  • Updated

President Joe Biden spent Earth Day in Seattle, where he signed an executive order intended to help restore national forests that have been devastated by wildfires, drought and blight. The visit was intended to reassert his environmental credentials when he's been more focused on lowering gas prices that have risen during the Russian invasion of Ukraine. However, Biden's more ambitious climate change proposals remain stalled in Congress, casting doubt on the country's ability to hit his targets for reducing greenhouse gas emissions.
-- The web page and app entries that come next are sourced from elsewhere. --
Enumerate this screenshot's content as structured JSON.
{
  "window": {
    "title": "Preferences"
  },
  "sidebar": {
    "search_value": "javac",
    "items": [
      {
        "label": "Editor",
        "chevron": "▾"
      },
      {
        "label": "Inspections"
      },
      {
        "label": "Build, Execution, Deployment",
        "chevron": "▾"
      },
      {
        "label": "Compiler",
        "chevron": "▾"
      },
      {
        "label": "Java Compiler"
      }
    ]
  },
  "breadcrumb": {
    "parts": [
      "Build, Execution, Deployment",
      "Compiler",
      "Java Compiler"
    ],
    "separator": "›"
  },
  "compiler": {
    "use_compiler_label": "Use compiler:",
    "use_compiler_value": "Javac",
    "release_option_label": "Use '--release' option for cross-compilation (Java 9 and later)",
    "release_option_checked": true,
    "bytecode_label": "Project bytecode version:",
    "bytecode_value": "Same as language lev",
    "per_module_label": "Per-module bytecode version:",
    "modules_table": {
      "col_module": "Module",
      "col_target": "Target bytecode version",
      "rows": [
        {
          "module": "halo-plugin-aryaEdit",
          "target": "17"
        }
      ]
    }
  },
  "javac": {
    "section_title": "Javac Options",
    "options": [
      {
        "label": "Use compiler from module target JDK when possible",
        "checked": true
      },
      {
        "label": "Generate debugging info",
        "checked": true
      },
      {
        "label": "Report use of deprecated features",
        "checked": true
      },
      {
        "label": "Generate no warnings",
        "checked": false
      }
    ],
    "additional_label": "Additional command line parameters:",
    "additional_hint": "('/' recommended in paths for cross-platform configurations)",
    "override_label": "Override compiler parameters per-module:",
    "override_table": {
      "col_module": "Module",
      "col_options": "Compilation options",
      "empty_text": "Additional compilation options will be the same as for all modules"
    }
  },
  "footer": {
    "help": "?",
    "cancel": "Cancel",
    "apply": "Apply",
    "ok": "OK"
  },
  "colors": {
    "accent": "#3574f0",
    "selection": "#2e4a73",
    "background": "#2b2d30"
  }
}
He expressed frustration with Republicans and some Democrats for preventing progress and challenged them to get legislation to his desk. 

  • Updated
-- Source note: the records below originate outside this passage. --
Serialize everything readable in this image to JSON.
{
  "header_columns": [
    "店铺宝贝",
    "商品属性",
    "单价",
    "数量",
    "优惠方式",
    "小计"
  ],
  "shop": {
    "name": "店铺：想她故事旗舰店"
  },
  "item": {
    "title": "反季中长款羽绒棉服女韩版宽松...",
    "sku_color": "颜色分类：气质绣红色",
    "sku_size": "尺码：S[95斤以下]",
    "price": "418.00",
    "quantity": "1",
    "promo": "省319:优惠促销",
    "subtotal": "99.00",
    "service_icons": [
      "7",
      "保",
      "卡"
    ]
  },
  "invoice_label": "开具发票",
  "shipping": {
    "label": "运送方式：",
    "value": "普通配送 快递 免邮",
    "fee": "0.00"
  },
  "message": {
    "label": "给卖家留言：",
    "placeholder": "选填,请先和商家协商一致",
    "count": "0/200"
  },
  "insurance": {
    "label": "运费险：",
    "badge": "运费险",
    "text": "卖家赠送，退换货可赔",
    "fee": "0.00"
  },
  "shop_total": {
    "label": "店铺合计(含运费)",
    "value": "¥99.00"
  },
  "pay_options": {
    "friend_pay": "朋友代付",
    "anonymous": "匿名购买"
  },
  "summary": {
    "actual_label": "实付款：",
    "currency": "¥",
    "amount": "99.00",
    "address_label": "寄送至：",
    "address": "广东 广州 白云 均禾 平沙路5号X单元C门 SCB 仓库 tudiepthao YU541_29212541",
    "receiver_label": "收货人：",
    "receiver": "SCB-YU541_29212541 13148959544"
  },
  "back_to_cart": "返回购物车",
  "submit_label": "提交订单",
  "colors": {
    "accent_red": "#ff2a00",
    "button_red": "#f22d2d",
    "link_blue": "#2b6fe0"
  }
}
Ideas for reducing greenhouse gas in the atmosphere are getting a funding boost from famed entrepreneur Elon Musk. The Tesla electric vehicle and SpaceX rocket company developer is bankrolling a $100 million XPRIZE competition for the most promising ways to reduce atmospheric carbon dioxide by grabbing the gas out of the air. The 15 initial “milestone round” winners of the contest announced Friday will get $1 million each, helping the teams to carry on with and scale up their work. Winning ideas range from restoring rain forests by farming algae on cleared lands to producing a sort of artificial limestone with a process mimicking ocean chemistry.

  • Updated
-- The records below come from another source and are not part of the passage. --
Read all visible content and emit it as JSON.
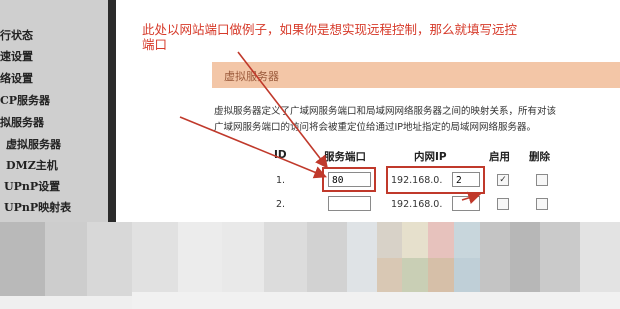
{
  "sidebar": {
    "items": [
      {
        "label": "行状态"
      },
      {
        "label": "速设置"
      },
      {
        "label": "络设置"
      },
      {
        "label": "CP服务器"
      },
      {
        "label": "拟服务器"
      },
      {
        "label": "虚拟服务器"
      },
      {
        "label": "DMZ主机"
      },
      {
        "label": "UPnP设置"
      },
      {
        "label": "UPnP映射表"
      }
    ]
  },
  "annotation": {
    "line1": "此处以网站端口做例子，如果你是想实现远程控制，那么就填写远控",
    "line2": "端口"
  },
  "panel": {
    "title": "虚拟服务器",
    "description_line1": "虚拟服务器定义了广域网服务端口和局域网网络服务器之间的映射关系，所有对该",
    "description_line2": "广域网服务端口的访问将会被重定位给通过IP地址指定的局域网网络服务器。"
  },
  "table": {
    "headers": {
      "id": "ID",
      "port": "服务端口",
      "ip": "内网IP",
      "enable": "启用",
      "delete": "删除"
    },
    "rows": [
      {
        "id": "1.",
        "port": "80",
        "ip_prefix": "192.168.0.",
        "ip_last": "2",
        "enabled": true,
        "deleted": false
      },
      {
        "id": "2.",
        "port": "",
        "ip_prefix": "192.168.0.",
        "ip_last": "",
        "enabled": false,
        "deleted": false
      }
    ]
  },
  "colors": {
    "annotation": "#d63a2a",
    "highlight_box": "#c0392b",
    "panel_header": "#f3c6a7",
    "sidebar_bg": "#cfcfcf"
  }
}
After a brief break in the weather allowed for new aerial attacks on some of the many fires burning in the Southwest, crews are preparing for ferocious winds to return through the end of the week. Resources are tight, and fire managers are scrambling to get crews on board. Hundreds of residents have been evacuated. One of the biggest blazes near Flagstaff, Arizona, has grown to more than 32 square miles. Helicopters were able to drop water on that fire for the first time Thursday. Forest Service officials in New Mexico says there is “high confidence that a widespread extreme and catastrophic fire weather event will occur on Friday.”

  • Updated

Firefighters attacking blazes across the Southwest are preparing for winds to strengthen through the end of the week. Resources are tight, and fire managers are scrambling to get crews on board. Hundreds of residents have been evacuated because of multiple wildfires. One of the largest outside of Flagstaff, Arizona, has grown to more than 32 square miles. Firefighters had been hampered by erratic winds but helicopters for the first time were able to drop water on the fire Thursday. One incident commander on a fire south of Prescott, Arizona, says conditions are some of the worst he's seen in nearly five decades of firefighting. Hundreds of people fled wildfires burning in New Mexico, Arizona and Colorado.

  • Updated

Fire managers across the Southwest are reckoning with strong winds that are fueling wildfires. The weather isn't expected to let up this week, and forecasters say that could mean explosive growth on blazes in Arizona and New Mexico. A northern Arizona wildfire more than tripled in size Wednesday as flames ran through neighborhoods on the outskirts of Flagstaff. Hundreds of residents have been forced from their homes and more than two dozen structures have burned. Investigators don't know yet what caused the 30 square-mile wildfire. Firefighters also were battling wind-driven blazes in New Mexico and Colorado. 

  • Updated

Fire managers across the Southwest are reckoning with strong winds that are fueling wildfires. The weather isn't expected to let up this week, and forecasters say that could mean explosive growth on blazes in Arizona and New Mexico. A northern Arizona wildfire more than tripled in size Wednesday as flames ran through neighborhoods on the outskirts of Flagstaff. Hundreds of residents have been forced from their homes and more than two dozen structures have burned. Investigators don't know yet what caused the 30 square-mile wildfire. Firefighters also were battling wind-driven blazes in New Mexico and Colorado. 

Get up-to-the-minute news sent straight to your device.

Topics

News Alerts

Breaking News

Breaking News (FlagLive!)